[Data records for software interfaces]
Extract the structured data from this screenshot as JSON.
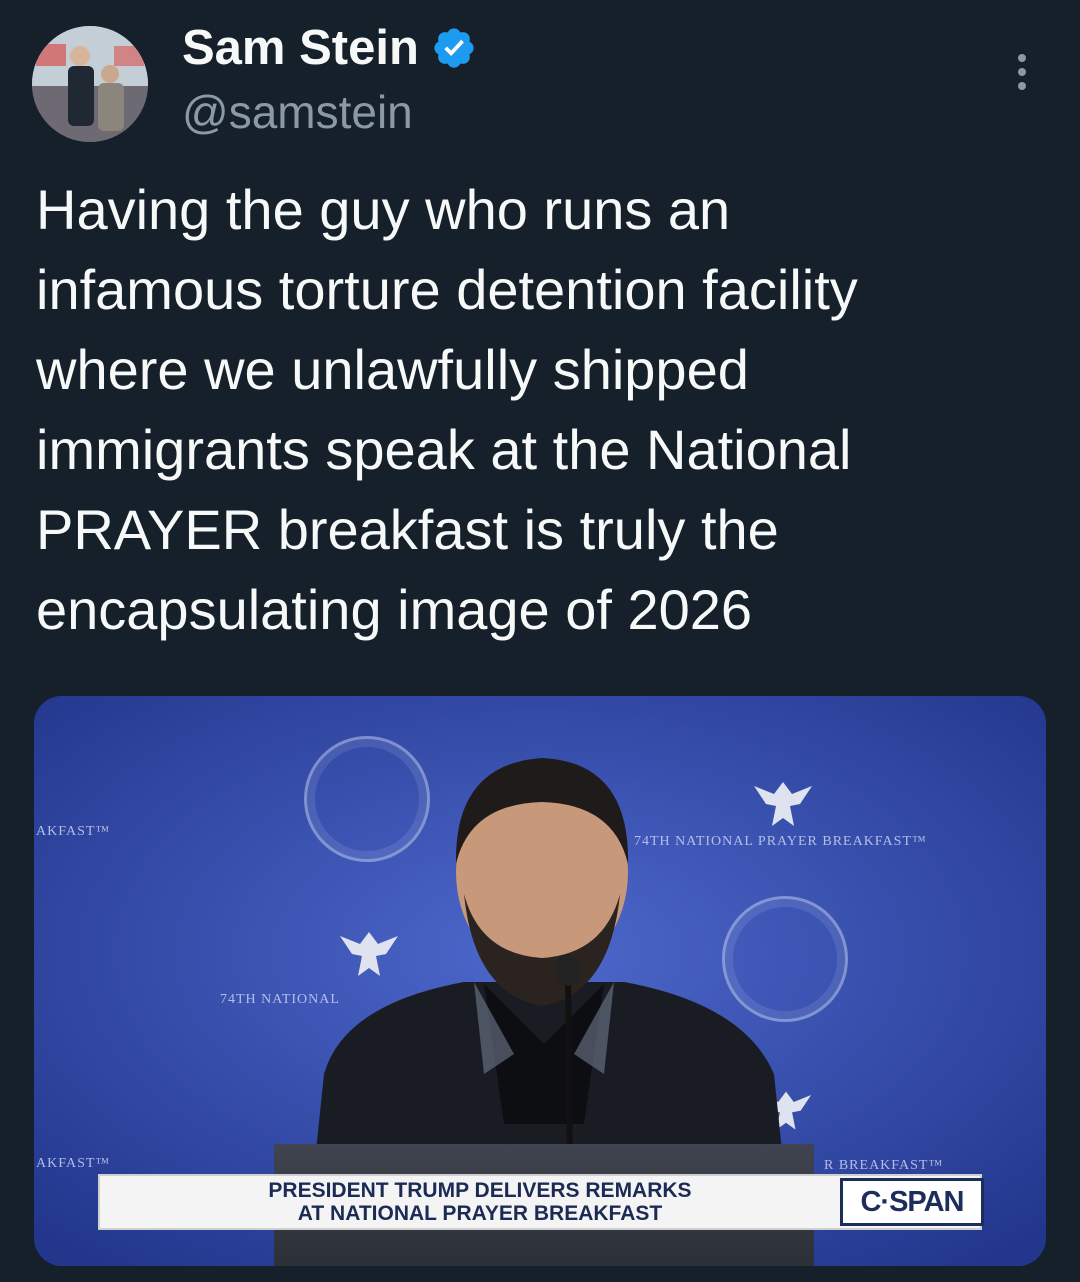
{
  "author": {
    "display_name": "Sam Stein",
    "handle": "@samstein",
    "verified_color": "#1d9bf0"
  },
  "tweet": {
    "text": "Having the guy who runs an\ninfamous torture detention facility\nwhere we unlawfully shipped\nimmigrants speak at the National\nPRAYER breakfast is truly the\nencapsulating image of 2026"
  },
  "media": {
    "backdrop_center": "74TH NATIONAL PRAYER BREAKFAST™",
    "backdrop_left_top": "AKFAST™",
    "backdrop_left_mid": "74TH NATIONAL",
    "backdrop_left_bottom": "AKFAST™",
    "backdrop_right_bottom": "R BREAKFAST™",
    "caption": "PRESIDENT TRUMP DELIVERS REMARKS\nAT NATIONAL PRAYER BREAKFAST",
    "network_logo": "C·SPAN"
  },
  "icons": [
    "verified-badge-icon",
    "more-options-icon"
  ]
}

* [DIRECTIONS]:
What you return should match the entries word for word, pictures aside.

* [RESULT FOR THIS EXERCISE]:
Extract the structured data from this screenshot as JSON.
{
  "author": {
    "display_name": "Sam Stein",
    "handle": "@samstein",
    "verified_color": "#1d9bf0"
  },
  "tweet": {
    "text": "Having the guy who runs an\ninfamous torture detention facility\nwhere we unlawfully shipped\nimmigrants speak at the National\nPRAYER breakfast is truly the\nencapsulating image of 2026"
  },
  "media": {
    "backdrop_center": "74TH NATIONAL PRAYER BREAKFAST™",
    "backdrop_left_top": "AKFAST™",
    "backdrop_left_mid": "74TH NATIONAL",
    "backdrop_left_bottom": "AKFAST™",
    "backdrop_right_bottom": "R BREAKFAST™",
    "caption": "PRESIDENT TRUMP DELIVERS REMARKS\nAT NATIONAL PRAYER BREAKFAST",
    "network_logo": "C·SPAN"
  },
  "icons": [
    "verified-badge-icon",
    "more-options-icon"
  ]
}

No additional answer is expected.